My mom said, “That’s wonderful. I’m going to call you back.” And then she hung up on me.
What she did for those fifteen minutes is anyone’s guess, but when she called me back, she congratulated me warmly and asked all sorts of questions about the new job. Both my mom and dad were nothing but supportive of my choice to move to a country where I knew no one and would be far out of their sphere of influence if something went wrong.
Only when I became a parent did I realize just what a gift my parents had given me, to cheer me on as I started off on my crazy international adventure. It was so selfless, to never once make me feel like I was worrying them. Of course, I was only there for about a month when my dad called to say, “Hey, funny coincidence, but I needed to use up some vacation days and the tickets to Munich are really cheap so I thought I’d stop by to see you,” like I lived in Boston or something.
So when my niece Shannon got the news last week that she’s been accepted to the Peace Corps in Namibia and will move there for two years after she graduates this spring, I felt as much sympathy for my brother and his wife as I did excitement for Shannon. They are thrilled for their middle child, but—not that they’ve said so to me—I’m sure they dread seeing her off. It is a major leap of faith and sign of confidence in their daughter to support her in her first big international adventure.
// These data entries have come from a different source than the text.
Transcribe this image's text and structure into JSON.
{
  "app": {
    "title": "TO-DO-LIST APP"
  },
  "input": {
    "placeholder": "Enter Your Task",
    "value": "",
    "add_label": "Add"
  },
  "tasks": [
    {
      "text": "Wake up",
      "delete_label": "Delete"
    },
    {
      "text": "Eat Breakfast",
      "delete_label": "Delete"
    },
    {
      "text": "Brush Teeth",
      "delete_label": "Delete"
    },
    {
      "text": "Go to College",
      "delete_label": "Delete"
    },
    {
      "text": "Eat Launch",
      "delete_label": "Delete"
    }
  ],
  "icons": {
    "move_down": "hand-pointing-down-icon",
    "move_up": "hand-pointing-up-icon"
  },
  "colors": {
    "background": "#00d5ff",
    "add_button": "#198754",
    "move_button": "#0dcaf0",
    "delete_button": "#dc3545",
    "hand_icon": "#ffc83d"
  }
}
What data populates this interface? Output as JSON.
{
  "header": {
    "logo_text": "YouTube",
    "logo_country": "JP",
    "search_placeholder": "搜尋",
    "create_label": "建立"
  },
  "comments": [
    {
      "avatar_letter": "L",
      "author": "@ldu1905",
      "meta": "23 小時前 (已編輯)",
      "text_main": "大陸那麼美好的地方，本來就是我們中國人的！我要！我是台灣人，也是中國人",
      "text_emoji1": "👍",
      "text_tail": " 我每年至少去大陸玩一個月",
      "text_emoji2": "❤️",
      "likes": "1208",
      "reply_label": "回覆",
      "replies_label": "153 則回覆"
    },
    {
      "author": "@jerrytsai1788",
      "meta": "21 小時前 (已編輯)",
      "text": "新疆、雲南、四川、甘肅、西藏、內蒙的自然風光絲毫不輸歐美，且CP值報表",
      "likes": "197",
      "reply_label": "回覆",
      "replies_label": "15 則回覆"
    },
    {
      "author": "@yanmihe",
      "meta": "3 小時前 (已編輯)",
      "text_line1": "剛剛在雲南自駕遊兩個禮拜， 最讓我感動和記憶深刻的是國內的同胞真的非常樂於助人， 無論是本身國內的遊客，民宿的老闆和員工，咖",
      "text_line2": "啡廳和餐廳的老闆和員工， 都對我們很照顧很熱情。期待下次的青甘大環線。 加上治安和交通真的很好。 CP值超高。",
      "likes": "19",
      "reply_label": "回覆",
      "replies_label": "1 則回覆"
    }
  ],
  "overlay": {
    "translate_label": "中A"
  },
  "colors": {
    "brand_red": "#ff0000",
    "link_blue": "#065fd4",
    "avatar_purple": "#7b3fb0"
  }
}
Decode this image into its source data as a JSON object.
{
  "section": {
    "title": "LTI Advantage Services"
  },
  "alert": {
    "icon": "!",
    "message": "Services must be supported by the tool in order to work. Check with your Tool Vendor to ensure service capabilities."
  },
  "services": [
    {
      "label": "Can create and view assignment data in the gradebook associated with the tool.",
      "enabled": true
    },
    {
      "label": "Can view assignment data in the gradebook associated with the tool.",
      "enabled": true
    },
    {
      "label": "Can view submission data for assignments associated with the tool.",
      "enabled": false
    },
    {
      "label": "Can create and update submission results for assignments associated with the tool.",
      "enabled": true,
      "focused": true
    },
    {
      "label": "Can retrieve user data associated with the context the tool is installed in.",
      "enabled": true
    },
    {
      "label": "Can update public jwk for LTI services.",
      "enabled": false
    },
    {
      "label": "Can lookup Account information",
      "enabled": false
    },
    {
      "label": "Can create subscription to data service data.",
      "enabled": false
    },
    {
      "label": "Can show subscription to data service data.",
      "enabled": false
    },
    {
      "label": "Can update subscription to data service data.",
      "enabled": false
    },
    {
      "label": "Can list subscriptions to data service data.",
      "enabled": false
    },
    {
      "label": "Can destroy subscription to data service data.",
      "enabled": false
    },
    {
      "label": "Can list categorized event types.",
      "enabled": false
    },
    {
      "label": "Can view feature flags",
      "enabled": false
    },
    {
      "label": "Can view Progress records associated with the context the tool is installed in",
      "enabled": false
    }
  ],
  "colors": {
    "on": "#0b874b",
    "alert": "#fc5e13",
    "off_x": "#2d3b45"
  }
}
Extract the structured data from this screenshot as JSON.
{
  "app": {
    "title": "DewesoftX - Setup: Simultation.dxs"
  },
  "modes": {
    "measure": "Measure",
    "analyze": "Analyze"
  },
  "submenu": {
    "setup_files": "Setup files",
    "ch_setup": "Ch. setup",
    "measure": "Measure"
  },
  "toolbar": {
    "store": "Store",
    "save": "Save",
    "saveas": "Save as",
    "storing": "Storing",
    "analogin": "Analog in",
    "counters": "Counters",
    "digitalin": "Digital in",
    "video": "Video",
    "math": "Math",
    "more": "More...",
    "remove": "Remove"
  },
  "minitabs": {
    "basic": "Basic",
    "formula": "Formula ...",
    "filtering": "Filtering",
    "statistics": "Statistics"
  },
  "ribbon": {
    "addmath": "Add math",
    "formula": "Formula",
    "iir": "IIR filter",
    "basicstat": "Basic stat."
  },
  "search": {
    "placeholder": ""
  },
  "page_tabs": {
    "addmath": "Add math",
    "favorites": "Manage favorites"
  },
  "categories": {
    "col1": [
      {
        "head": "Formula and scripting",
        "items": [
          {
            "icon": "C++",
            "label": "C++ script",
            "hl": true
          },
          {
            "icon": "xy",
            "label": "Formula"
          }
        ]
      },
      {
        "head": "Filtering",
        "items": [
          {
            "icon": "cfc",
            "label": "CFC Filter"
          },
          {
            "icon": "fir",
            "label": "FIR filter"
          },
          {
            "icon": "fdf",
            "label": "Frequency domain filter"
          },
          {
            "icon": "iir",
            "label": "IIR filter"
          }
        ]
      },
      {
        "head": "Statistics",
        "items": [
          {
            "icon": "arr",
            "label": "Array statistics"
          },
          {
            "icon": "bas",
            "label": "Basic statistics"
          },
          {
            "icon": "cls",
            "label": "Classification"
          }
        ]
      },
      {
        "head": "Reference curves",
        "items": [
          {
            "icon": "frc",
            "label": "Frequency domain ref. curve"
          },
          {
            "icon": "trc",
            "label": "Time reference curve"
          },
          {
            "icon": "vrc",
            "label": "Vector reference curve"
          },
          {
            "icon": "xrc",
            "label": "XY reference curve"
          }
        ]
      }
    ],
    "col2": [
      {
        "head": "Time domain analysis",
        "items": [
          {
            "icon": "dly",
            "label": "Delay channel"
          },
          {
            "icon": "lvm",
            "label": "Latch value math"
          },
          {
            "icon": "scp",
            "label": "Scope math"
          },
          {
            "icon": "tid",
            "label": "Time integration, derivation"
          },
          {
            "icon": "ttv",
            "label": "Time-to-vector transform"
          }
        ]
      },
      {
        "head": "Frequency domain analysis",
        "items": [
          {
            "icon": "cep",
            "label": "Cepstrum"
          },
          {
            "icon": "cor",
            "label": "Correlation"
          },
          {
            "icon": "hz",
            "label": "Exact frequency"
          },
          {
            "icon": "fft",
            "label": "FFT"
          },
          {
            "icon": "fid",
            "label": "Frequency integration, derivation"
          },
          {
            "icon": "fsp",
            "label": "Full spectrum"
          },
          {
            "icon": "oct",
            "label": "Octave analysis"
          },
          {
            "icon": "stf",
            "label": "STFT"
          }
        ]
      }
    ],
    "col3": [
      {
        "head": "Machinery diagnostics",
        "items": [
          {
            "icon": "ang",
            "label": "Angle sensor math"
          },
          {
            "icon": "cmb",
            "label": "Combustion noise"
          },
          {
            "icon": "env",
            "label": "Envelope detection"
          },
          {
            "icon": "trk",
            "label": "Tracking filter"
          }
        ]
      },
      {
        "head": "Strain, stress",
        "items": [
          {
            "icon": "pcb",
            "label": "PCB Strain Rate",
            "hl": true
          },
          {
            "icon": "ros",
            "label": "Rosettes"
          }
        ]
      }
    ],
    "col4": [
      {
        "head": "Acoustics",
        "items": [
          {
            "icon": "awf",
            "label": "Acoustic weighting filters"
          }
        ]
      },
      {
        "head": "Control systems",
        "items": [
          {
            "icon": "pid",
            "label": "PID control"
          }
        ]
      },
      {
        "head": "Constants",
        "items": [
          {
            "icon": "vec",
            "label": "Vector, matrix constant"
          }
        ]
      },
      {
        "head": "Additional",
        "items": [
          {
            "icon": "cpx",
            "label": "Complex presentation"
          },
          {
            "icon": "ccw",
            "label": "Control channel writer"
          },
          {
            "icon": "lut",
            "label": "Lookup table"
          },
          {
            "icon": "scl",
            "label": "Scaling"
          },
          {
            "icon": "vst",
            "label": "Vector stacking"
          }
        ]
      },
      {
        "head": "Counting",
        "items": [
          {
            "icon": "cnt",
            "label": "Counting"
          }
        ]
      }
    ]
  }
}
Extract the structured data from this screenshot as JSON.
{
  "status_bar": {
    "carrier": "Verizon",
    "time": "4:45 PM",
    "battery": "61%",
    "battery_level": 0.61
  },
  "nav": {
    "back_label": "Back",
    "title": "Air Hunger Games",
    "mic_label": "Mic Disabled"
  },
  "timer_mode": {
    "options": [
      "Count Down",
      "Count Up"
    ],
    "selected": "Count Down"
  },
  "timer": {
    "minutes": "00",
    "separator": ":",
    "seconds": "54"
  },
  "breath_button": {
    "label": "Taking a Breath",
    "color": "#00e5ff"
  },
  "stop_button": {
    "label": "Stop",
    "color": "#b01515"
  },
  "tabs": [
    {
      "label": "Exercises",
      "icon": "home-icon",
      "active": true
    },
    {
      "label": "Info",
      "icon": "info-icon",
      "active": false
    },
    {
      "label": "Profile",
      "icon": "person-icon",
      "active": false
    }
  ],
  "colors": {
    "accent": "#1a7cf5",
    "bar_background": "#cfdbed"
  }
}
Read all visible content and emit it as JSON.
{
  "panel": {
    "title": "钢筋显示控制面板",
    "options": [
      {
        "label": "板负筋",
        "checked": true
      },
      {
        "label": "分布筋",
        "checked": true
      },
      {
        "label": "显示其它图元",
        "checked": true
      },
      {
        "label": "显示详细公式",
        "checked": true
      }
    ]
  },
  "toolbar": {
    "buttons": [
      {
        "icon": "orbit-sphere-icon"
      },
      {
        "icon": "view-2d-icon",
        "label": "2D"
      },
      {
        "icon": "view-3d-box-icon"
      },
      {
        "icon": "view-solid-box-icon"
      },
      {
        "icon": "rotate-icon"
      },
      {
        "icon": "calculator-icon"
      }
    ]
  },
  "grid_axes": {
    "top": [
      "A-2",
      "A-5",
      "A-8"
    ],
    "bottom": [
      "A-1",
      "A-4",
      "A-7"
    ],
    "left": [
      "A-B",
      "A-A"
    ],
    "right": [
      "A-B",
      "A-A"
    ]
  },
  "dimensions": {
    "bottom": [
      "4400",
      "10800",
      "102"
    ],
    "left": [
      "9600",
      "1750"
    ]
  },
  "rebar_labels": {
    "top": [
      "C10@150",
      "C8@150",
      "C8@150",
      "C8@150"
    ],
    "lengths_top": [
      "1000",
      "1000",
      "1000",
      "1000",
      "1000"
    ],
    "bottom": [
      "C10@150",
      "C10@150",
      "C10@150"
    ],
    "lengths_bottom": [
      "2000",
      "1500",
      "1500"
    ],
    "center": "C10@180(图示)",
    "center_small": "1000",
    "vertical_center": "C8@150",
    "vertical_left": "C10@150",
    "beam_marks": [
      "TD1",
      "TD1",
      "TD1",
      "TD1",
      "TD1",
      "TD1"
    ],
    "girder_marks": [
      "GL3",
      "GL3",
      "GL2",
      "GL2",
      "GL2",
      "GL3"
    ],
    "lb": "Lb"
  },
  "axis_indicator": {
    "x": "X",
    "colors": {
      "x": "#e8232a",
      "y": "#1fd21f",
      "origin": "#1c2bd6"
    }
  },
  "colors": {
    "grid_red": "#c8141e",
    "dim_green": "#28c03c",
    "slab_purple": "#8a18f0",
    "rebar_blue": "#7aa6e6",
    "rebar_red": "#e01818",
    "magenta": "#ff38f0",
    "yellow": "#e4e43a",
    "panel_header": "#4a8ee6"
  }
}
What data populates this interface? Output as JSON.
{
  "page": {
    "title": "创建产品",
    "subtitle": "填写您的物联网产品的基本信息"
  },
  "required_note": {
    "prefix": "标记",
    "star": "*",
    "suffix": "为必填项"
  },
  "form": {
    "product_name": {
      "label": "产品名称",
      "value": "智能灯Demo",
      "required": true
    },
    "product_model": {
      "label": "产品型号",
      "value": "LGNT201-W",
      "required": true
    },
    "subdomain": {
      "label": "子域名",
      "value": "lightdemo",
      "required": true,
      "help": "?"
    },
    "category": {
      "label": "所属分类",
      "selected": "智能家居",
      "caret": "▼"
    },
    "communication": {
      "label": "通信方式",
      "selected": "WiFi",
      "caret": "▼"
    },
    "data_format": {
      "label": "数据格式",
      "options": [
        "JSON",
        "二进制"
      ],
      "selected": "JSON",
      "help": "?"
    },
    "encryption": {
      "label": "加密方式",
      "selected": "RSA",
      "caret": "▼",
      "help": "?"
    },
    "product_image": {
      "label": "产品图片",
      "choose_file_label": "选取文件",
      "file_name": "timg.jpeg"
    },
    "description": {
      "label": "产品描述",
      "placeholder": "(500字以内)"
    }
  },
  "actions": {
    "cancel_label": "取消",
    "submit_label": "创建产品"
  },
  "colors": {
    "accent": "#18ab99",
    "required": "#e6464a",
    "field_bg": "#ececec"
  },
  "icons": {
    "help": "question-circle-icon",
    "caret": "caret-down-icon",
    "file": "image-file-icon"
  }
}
In the midst of absorbing this news about my niece, I was moving things around in our storage area and stubbed my toe on a big unmarked cardboard box. Turns out was full of various papers and photo albums of mine that my parents shipped me when they downsized from our ancestral 4 bdrm 2 bath Colonial castle. And tucked in there was a bundle of letters on thin blue airmail paper, written by me to them when I went on my first adventure, the act that eventually led to the Munich job: I studied abroad in Vienna in 1987.
I plopped onto the couch and started reading, and there is only one word for my reaction as I skimmed through each letter: gobsmacked. Evidently, at age twenty, I was fearless and never slept. In one letter alone I hitchhiked to Salzburg, auditioned for a Viennese radio show, and wrote a press release in German for some Austrian artist. In another, I mention getting separated from my tour group in pre-Velvet Revolution Prague on a school trip but not to worry because “Todd” and I just wandered some back alleys until we found the bus. In a third letter, I had sidled up to the American ambassador to Austria after a speech, name dropped our mutual alma mater, and got him to agree to help me find a summer job.
Who was that person and where has she gone?
I know the answer, of course. I grew out of her. I had a couple of failures, a couple of setbacks, a couple of painful losses that shook my conviction that everything would always turn out fine for me. I do my best to access her every now and again–every time I send out a new piece to an editor, for example–but it’s a shadow of the raw courage I exhibited during my Vienna year.
Which is why I’m so, so glad my niece is off on her adventure now. I hope she soaks it all up to create a reservoir of nerve that will last a lifetime. I know she will be grateful every day to the mom and dad who will start holding their collective breath in mid-July 2013 and not exhale until September 2015.
And after getting reacquainted through those letters with the bold brave gal I was, we have a new family battle cry: Namibia Safari 2014.
Here’s another piece of fortuitous timing: a formative memory of that Vienna experience appears in a new anthology out this month called “Not Your Mother’s Book…On Travel.” (To my daughters: actually, it is your mother’s book on travel.) NYMB is a new series created by Dahlynn and Ken McKowen, who spent 10 years developing titles for the “Chicken Soup” anthology juggernaut, and I was flattered when they wanted to run my piece. Check out the digital or print version and let me know what you think!
There’s only one song that name-checks Namibia that I’m aware of, but luckily it’s by Flight of the Conchords so we know it’s good…